[App and web page records]
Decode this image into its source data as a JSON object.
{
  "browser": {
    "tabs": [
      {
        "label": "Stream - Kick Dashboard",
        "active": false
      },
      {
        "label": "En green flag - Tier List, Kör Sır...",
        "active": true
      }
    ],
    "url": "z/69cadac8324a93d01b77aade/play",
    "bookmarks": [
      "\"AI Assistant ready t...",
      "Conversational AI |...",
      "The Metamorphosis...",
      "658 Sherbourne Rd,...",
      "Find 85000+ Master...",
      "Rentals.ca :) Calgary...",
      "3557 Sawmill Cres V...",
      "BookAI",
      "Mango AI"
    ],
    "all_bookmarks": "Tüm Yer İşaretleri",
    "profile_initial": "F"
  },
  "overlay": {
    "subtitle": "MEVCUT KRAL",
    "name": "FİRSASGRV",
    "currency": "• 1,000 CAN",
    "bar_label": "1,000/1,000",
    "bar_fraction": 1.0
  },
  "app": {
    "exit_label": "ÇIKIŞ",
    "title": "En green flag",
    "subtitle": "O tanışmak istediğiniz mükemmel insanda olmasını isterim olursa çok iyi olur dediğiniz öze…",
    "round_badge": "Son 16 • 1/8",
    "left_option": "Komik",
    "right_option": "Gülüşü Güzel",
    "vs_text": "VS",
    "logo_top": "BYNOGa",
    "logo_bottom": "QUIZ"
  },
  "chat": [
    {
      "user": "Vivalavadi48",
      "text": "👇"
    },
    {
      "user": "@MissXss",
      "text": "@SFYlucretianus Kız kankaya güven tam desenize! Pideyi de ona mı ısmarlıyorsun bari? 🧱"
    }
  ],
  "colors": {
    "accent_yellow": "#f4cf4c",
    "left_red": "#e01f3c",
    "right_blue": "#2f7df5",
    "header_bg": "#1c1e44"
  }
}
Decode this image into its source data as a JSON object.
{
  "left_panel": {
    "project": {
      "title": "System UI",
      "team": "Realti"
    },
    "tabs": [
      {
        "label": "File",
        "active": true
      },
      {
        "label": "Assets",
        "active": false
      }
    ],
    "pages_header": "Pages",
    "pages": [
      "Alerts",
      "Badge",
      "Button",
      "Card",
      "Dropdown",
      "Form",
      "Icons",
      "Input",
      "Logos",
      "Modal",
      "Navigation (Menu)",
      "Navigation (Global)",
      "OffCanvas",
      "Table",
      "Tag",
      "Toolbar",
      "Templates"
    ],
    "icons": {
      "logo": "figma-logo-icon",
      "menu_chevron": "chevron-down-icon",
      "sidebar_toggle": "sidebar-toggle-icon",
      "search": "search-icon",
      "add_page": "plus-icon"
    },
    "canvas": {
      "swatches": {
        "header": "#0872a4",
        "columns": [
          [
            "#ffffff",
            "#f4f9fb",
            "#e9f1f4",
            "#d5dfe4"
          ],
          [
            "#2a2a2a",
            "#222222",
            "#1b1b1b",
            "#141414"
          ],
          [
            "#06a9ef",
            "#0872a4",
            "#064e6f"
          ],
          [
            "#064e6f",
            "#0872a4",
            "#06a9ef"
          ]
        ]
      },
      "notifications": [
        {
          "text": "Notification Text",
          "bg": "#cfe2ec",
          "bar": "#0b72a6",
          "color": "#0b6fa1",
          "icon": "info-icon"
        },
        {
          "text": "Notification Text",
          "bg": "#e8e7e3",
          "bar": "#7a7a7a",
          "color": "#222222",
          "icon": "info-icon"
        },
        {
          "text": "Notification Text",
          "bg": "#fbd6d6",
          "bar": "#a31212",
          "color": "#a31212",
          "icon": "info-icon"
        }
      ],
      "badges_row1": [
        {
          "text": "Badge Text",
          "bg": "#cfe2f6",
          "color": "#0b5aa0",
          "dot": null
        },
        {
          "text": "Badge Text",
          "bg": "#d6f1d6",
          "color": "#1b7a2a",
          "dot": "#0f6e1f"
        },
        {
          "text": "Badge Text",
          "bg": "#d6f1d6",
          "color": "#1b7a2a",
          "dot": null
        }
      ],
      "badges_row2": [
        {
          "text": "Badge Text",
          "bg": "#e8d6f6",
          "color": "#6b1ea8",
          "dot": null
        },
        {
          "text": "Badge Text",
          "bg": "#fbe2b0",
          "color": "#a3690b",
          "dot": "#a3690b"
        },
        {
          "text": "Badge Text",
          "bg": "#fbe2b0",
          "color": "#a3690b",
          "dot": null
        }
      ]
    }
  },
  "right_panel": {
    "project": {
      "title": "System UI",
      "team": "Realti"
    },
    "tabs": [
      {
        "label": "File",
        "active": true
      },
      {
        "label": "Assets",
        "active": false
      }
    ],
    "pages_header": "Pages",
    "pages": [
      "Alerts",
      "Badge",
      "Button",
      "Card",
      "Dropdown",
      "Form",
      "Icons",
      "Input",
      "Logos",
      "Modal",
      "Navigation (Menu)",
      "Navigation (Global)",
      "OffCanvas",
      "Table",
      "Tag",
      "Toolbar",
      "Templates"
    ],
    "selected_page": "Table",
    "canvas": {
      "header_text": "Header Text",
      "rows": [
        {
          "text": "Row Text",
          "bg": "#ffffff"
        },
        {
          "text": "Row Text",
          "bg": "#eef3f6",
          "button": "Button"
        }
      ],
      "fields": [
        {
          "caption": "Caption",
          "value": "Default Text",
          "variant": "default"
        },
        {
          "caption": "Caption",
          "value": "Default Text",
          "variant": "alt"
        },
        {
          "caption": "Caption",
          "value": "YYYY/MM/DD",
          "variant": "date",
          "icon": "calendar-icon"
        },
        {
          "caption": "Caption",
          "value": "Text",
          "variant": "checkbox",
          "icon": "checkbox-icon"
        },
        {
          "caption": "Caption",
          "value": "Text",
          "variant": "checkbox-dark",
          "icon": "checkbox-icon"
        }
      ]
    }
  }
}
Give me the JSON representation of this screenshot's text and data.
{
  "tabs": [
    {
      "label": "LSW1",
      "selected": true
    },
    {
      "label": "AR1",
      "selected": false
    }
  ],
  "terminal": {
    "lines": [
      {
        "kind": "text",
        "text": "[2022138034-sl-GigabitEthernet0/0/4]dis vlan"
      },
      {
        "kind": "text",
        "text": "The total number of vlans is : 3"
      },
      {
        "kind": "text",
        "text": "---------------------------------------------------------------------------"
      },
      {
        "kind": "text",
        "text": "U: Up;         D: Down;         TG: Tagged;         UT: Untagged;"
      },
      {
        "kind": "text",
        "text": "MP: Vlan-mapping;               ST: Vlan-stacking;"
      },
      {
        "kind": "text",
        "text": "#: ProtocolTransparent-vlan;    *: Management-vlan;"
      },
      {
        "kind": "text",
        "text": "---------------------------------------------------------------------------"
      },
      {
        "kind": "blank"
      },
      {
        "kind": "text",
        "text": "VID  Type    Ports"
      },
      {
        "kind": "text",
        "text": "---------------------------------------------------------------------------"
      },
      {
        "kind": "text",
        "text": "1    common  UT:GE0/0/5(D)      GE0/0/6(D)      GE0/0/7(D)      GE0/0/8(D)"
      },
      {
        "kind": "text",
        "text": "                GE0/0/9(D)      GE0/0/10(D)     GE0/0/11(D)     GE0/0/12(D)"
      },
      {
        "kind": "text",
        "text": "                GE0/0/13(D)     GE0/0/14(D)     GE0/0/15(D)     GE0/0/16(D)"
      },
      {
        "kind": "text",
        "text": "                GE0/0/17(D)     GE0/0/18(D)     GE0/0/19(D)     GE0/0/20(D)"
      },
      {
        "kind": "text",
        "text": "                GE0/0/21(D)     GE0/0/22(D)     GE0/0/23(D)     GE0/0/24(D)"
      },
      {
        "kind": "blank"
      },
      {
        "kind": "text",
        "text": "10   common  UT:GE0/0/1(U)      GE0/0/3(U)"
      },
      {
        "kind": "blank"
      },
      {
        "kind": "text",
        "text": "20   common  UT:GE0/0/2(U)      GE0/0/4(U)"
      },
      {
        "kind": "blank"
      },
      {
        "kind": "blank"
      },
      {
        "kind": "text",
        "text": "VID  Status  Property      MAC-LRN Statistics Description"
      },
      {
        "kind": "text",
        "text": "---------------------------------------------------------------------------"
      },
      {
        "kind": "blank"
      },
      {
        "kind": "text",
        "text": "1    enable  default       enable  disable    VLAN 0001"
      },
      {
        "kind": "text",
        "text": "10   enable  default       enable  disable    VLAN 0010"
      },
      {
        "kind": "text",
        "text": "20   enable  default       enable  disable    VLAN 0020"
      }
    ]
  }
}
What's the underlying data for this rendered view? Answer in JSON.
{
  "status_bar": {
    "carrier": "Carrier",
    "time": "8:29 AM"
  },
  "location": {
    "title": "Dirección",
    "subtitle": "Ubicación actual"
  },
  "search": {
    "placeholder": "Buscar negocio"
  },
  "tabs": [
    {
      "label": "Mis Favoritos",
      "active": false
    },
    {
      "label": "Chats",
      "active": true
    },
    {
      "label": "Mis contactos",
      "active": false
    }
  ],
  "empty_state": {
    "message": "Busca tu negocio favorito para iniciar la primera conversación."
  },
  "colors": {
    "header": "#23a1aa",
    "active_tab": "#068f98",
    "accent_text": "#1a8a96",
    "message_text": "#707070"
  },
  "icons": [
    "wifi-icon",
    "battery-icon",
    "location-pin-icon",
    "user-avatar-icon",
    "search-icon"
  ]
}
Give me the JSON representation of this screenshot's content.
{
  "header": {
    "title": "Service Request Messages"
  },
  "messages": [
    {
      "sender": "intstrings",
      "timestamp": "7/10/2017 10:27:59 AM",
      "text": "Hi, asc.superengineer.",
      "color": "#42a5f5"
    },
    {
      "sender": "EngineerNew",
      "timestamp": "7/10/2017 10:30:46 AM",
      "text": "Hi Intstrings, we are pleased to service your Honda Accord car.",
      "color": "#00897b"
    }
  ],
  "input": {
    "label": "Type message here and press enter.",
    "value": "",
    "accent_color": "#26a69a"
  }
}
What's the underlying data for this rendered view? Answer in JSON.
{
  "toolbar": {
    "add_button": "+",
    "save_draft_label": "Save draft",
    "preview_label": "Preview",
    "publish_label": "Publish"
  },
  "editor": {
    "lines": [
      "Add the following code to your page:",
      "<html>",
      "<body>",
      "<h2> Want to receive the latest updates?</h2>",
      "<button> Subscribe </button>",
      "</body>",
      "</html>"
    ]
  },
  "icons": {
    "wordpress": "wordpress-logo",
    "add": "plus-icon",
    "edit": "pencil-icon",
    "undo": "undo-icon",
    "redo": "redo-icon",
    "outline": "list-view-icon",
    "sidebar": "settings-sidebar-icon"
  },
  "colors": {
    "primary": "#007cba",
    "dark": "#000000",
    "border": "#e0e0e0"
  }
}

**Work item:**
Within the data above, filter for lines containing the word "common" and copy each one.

**Completed task:**
        "text": "1    common  UT:GE0/0/5(D)      GE0/0/6(D)      GE0/0/7(D)      GE0/0/8(D)"
        "text": "10   common  UT:GE0/0/1(U)      GE0/0/3(U)"
        "text": "20   common  UT:GE0/0/2(U)      GE0/0/4(U)"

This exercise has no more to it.